NEW YORK • All it took was a rosy sales outlook to send the shares of Beyond Meat Inc soaring - again.
The faux meat-maker's shares had already quadrupled since its May 1 initial public offering, before jumping as much as 26 per cent in late trading on Thursday, after its first quarterly report came out.
What captured investors' attention was the forecast that sales would exceed US$210 million (S$287 million) this year, beating analysts' estimate of about US$205 million. To put that into perspective, revenue last year was all of US$88 million.
This kind of wild success out of the gate illustrates Wall Street's hunger for markets that are not yet completely mapped out. The excitement here is about the clear increase in demand for food that resembles meat but is not made out of it. The California-based company is benefiting from being one of the first producers on the scene.
And of course, it now faces the challenge of backing up the optimistic projections as competition builds.
Mr Vito Racanelli of Fundstrat Global Advisors predicted the stock would be volatile but said he would not recommend taking a short position - betting that its value will decline. "It remains to be seen how long BYND can keep this growth of over 200 per cent, though likely it will remain strong for some time," he said in an e-mail, referring to the company by its ticker on the Nasdaq Global Market.
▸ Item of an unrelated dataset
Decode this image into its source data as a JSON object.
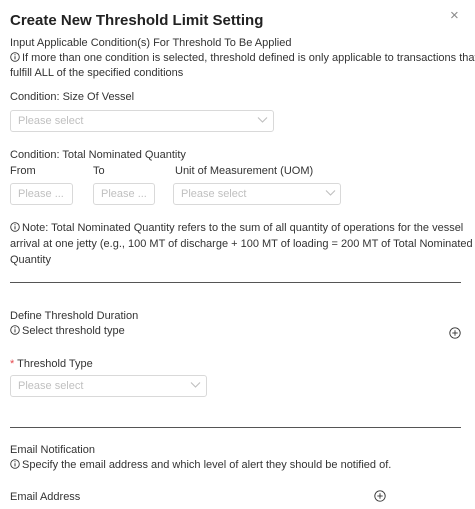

Sales are growing as people seek to cut down on meat for health and environmental reasons. The market for meat alternatives could reach approximately US$140 billion and take 10 per cent of the US$1.4 trillion meat market, according to research from Barclays.
But it may take a while for actual profits to materialise. The company reported a net loss of US$6.6 million, wider than the loss of US$5.7 million a year earlier. Losses could continue as Beyond Meat expands distribution, invests in infrastructure and creates new products.
And there are other headwinds. The company's main rival, Impossible Foods, recently announced a roll out with Burger King. What's more, food giants like Tyson Foods and Nestle are working on competing products.
Maybe there will be enough demand for all of them. Americans in Gen Z - an age group that ranges roughly from seven to 22 - are more than twice as likely to classify themselves as vegetarians, vegans or pescatarians than their Gen X or Boomer parents, according to a survey by Bloomberg News and Morning Consult.
Even many of those not cutting meat out entirely are trying to eat less of it, with 26 per cent of Gen Zers saying they are making the effort, more than the nationwide average of 19 per cent, according to market research company Mintel.